Tottenham need to sell non-vital squad players at a time when nobody is looking to spend decent sums of money.
Selling while values are low is also not the best way to operate from a business point of view and most clubs are only looking at loan deals.
football.london understands that unless something unexpected happens, this window is set to be one of simply moving out players on loan, such as Jack Clarke’s imminent move to Stoke City.
Links with Real Madrid defender Eder Militao, who turns 23 this week, are wide of the mark for all of the above reasons, a good player but also not believed to be near the top of Tottenham’s list of targets should money or squad places magically free up.
The situation makes it difficult to move for someone like RB Leipzig’s Marcel Sabitzer.

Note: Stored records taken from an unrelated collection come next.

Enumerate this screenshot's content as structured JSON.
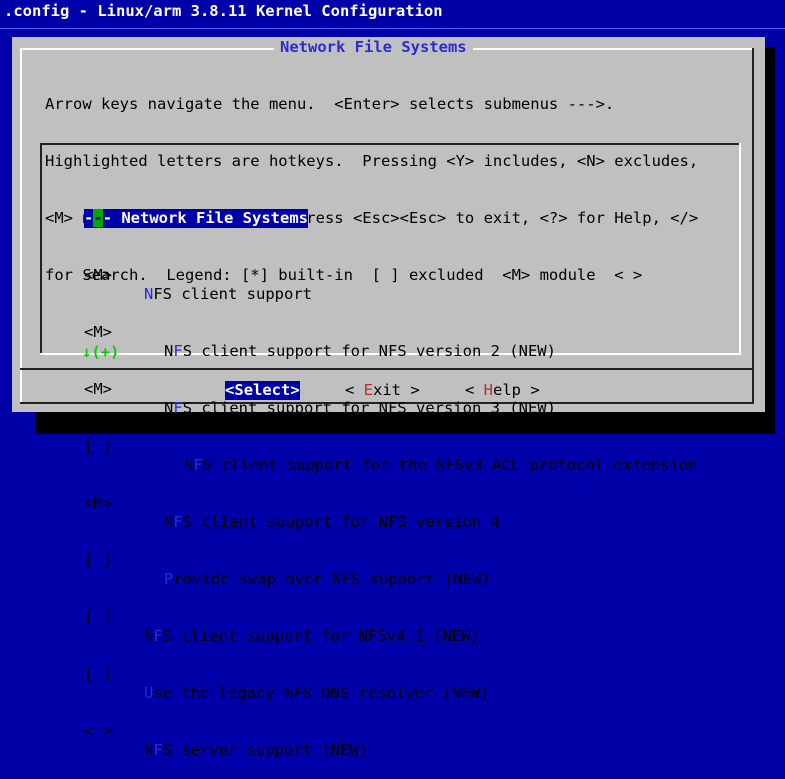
{
  "window_title": ".config - Linux/arm 3.8.11 Kernel Configuration",
  "dialog": {
    "title": "Network File Systems",
    "help_lines": [
      "Arrow keys navigate the menu.  <Enter> selects submenus --->.",
      "Highlighted letters are hotkeys.  Pressing <Y> includes, <N> excludes,",
      "<M> modularizes features.  Press <Esc><Esc> to exit, <?> for Help, </>",
      "for Search.  Legend: [*] built-in  [ ] excluded  <M> module  < >"
    ],
    "items": [
      {
        "state": "",
        "indent": "",
        "hotkey": "",
        "rest": "",
        "prefix": "--",
        "suffix": "- Network File Systems"
      },
      {
        "state": "<M>",
        "indent": "",
        "hotkey": "N",
        "pre": "",
        "rest": "FS client support"
      },
      {
        "state": "<M>",
        "indent": "  ",
        "hotkey": "F",
        "pre": "N",
        "rest": "S client support for NFS version 2 (NEW)"
      },
      {
        "state": "<M>",
        "indent": "  ",
        "hotkey": "F",
        "pre": "N",
        "rest": "S client support for NFS version 3 (NEW)"
      },
      {
        "state": "[ ]",
        "indent": "    ",
        "hotkey": "F",
        "pre": "N",
        "rest": "S client support for the NFSv3 ACL protocol extension"
      },
      {
        "state": "<M>",
        "indent": "  ",
        "hotkey": "F",
        "pre": "N",
        "rest": "S client support for NFS version 4"
      },
      {
        "state": "[ ]",
        "indent": "  ",
        "hotkey": "P",
        "pre": "",
        "rest": "rovide swap over NFS support (NEW)"
      },
      {
        "state": "[ ]",
        "indent": "",
        "hotkey": "F",
        "pre": "N",
        "rest": "S client support for NFSv4.1 (NEW)"
      },
      {
        "state": "[ ]",
        "indent": "",
        "hotkey": "U",
        "pre": "",
        "rest": "se the legacy NFS DNS resolver (NEW)"
      },
      {
        "state": "< >",
        "indent": "",
        "hotkey": "F",
        "pre": "N",
        "rest": "S server support (NEW)"
      }
    ],
    "more_indicator": "↓(+)",
    "buttons": {
      "select": {
        "open": "<",
        "hotkey": "S",
        "rest": "elect",
        "close": ">"
      },
      "exit": {
        "open": "< ",
        "hotkey": "E",
        "rest": "xit",
        "close": " >"
      },
      "help": {
        "open": "< ",
        "hotkey": "H",
        "rest": "elp",
        "close": " >"
      }
    }
  },
  "colors": {
    "background": "#0000a8",
    "dialog": "#c0c0c0",
    "hotkey": "#2b2bd4",
    "button_hotkey": "#b03030",
    "selection": "#0000a8",
    "cursor": "#00a800"
  }
}
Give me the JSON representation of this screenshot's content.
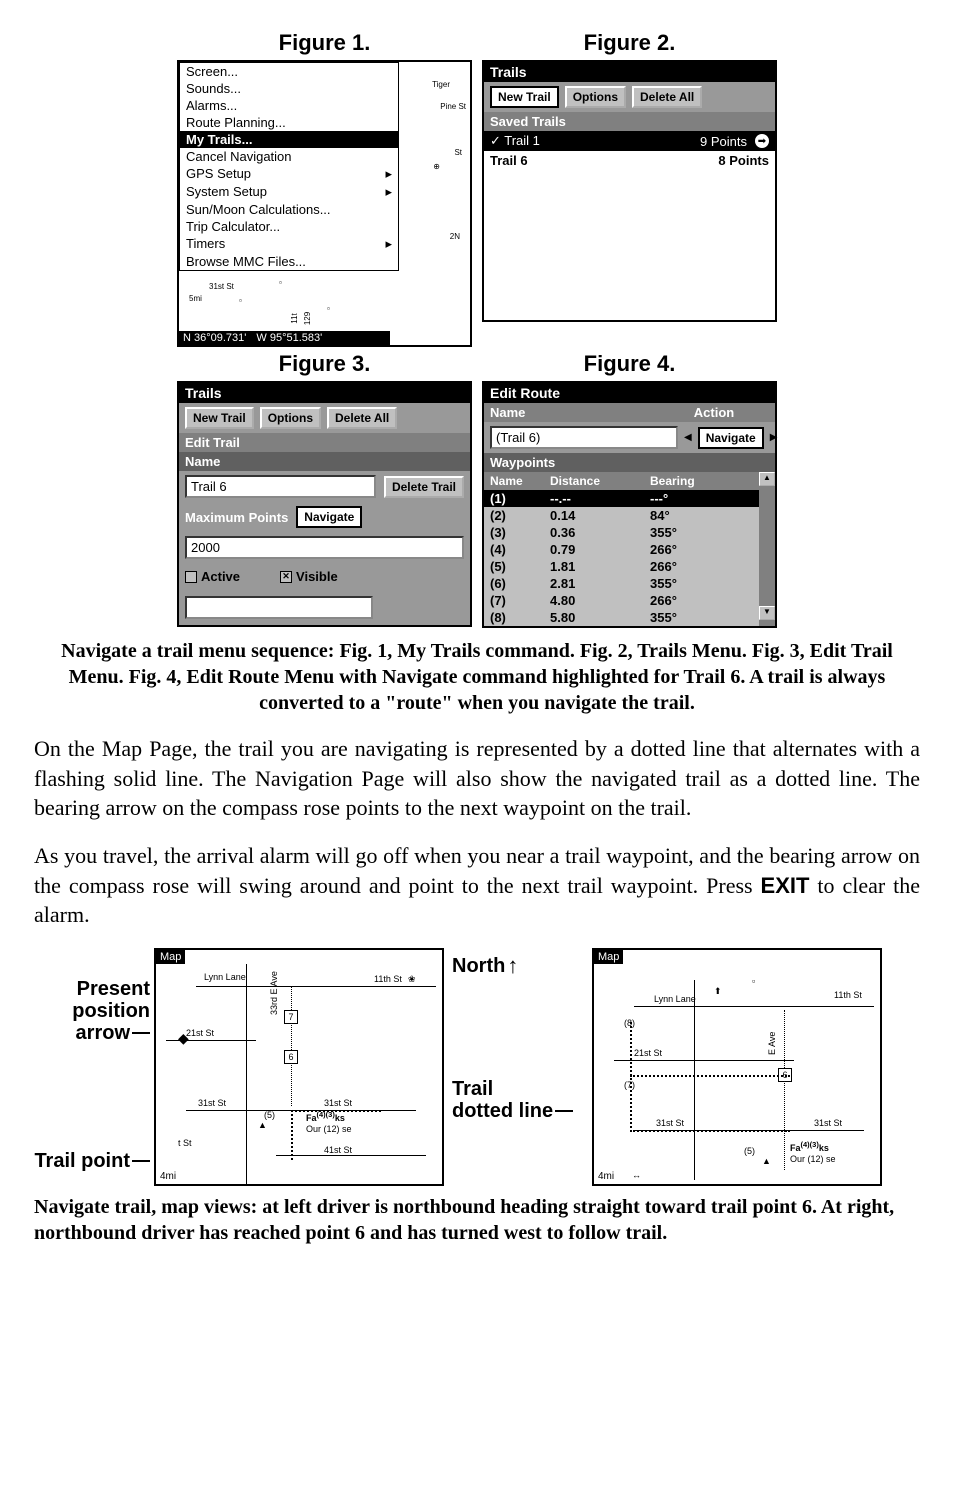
{
  "figures": {
    "fig1": {
      "title": "Figure 1.",
      "menu": {
        "items": [
          {
            "label": "Screen...",
            "sub": false
          },
          {
            "label": "Sounds...",
            "sub": false
          },
          {
            "label": "Alarms...",
            "sub": false
          },
          {
            "label": "Route Planning...",
            "sub": false
          },
          {
            "label": "My Trails...",
            "sub": false,
            "hl": true
          },
          {
            "label": "Cancel Navigation",
            "sub": false
          },
          {
            "label": "GPS Setup",
            "sub": true
          },
          {
            "label": "System Setup",
            "sub": true
          },
          {
            "label": "Sun/Moon Calculations...",
            "sub": false
          },
          {
            "label": "Trip Calculator...",
            "sub": false
          },
          {
            "label": "Timers",
            "sub": true
          },
          {
            "label": "Browse MMC Files...",
            "sub": false
          }
        ]
      },
      "map_label_right": "Pine St",
      "status": {
        "lat": "N  36°09.731'",
        "lon": "W  95°51.583'"
      }
    },
    "fig2": {
      "title": "Figure 2.",
      "titlebar": "Trails",
      "buttons": {
        "new": "New Trail",
        "options": "Options",
        "delete": "Delete All"
      },
      "section": "Saved Trails",
      "rows": [
        {
          "name": "✓ Trail 1",
          "pts": "9 Points",
          "hl": true
        },
        {
          "name": "Trail 6",
          "pts": "8 Points",
          "hl": false
        }
      ]
    },
    "fig3": {
      "title": "Figure 3.",
      "titlebar": "Trails",
      "buttons": {
        "new": "New Trail",
        "options": "Options",
        "delete": "Delete All"
      },
      "edit_section": "Edit Trail",
      "name_label": "Name",
      "name_value": "Trail 6",
      "delete_trail_btn": "Delete Trail",
      "max_label": "Maximum Points",
      "nav_btn": "Navigate",
      "max_value": "2000",
      "active_label": "Active",
      "visible_label": "Visible"
    },
    "fig4": {
      "title": "Figure 4.",
      "titlebar": "Edit Route",
      "name_hdr": "Name",
      "action_hdr": "Action",
      "route_name": "(Trail 6)",
      "nav_btn": "Navigate",
      "wp_section": "Waypoints",
      "cols": {
        "c1": "Name",
        "c2": "Distance",
        "c3": "Bearing"
      },
      "rows": [
        {
          "n": "(1)",
          "d": "--.--",
          "b": "---°",
          "hl": true
        },
        {
          "n": "(2)",
          "d": "0.14",
          "b": "84°"
        },
        {
          "n": "(3)",
          "d": "0.36",
          "b": "355°"
        },
        {
          "n": "(4)",
          "d": "0.79",
          "b": "266°"
        },
        {
          "n": "(5)",
          "d": "1.81",
          "b": "266°"
        },
        {
          "n": "(6)",
          "d": "2.81",
          "b": "355°"
        },
        {
          "n": "(7)",
          "d": "4.80",
          "b": "266°"
        },
        {
          "n": "(8)",
          "d": "5.80",
          "b": "355°"
        }
      ]
    }
  },
  "caption1": "Navigate a trail menu sequence: Fig. 1, My Trails command. Fig. 2, Trails Menu. Fig. 3, Edit Trail Menu. Fig. 4, Edit Route Menu with Navigate command highlighted for Trail 6. A trail is always converted to a \"route\" when you navigate the trail.",
  "para1": "On the Map Page, the trail you are navigating is represented by a dotted line that alternates with a flashing solid line. The Navigation Page will also show the navigated trail as a dotted line. The bearing arrow on the compass rose points to the next waypoint on the trail.",
  "para2_a": "As you travel, the arrival alarm will go off when you near a trail waypoint, and the bearing arrow on the compass rose will swing around and point to the next trail waypoint. Press ",
  "para2_exit": "EXIT",
  "para2_b": " to clear the alarm.",
  "map_labels": {
    "present": "Present",
    "position": "position",
    "arrow": "arrow",
    "trail_point": "Trail point",
    "north": "North ",
    "trail": "Trail",
    "dotted": "dotted line"
  },
  "maps": {
    "title": "Map",
    "left": {
      "streets": {
        "v1": "Lynn Lane",
        "h1": "11th St",
        "h2": "21st St",
        "h3": "31st St",
        "h4": "41st St",
        "v2": "33rd E Ave"
      },
      "wp": {
        "a": "(5)",
        "b": "(6)",
        "c": "(7)"
      },
      "dest": "Fa Our (12) se",
      "scale": "4mi"
    },
    "right": {
      "streets": {
        "v1": "Lynn Lane",
        "h1": "11th St",
        "h2": "21st St",
        "h3": "31st St",
        "v2": "E Ave"
      },
      "wp": {
        "a": "(5)",
        "b": "(6)",
        "c": "(7)",
        "d": "(8)"
      },
      "dest": "Fa Our (12) se",
      "scale": "4mi"
    }
  },
  "caption2": "Navigate trail, map views: at left driver is northbound heading straight toward trail point 6. At right, northbound driver has reached point 6 and has turned west to follow trail."
}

The versatile 26-year-old Austrian is a player Spurs like but, on top of the other restrictions in their ability to sign players, it makes more financial sense to go for Sabitzer in the summer window when he hits the final years of his contract, similar to how they moved for Pierre-Emile Hojbjerg last year.
Mourinho’s only slim hope of bringing in a new face in the next fortnight or so would be if someone came in with an offer for a squad player that was just too tempting to turn down.
In that scenario Spurs would move for a like-for-like replacement, but clubs are not queuing up for the players Mourinho would allow to leave.
For now Mourinho must work with the squad he has, one with plenty of depth after the summer transfer work done, and then look to further refine it in the summer when the income in football may have returned to something nearer its previous norm.
Mourinho praised the squad and the tools he was provided with following the summer business. Now he needs to work out how to get the best out of it and that might just involve trusting more of the players within it.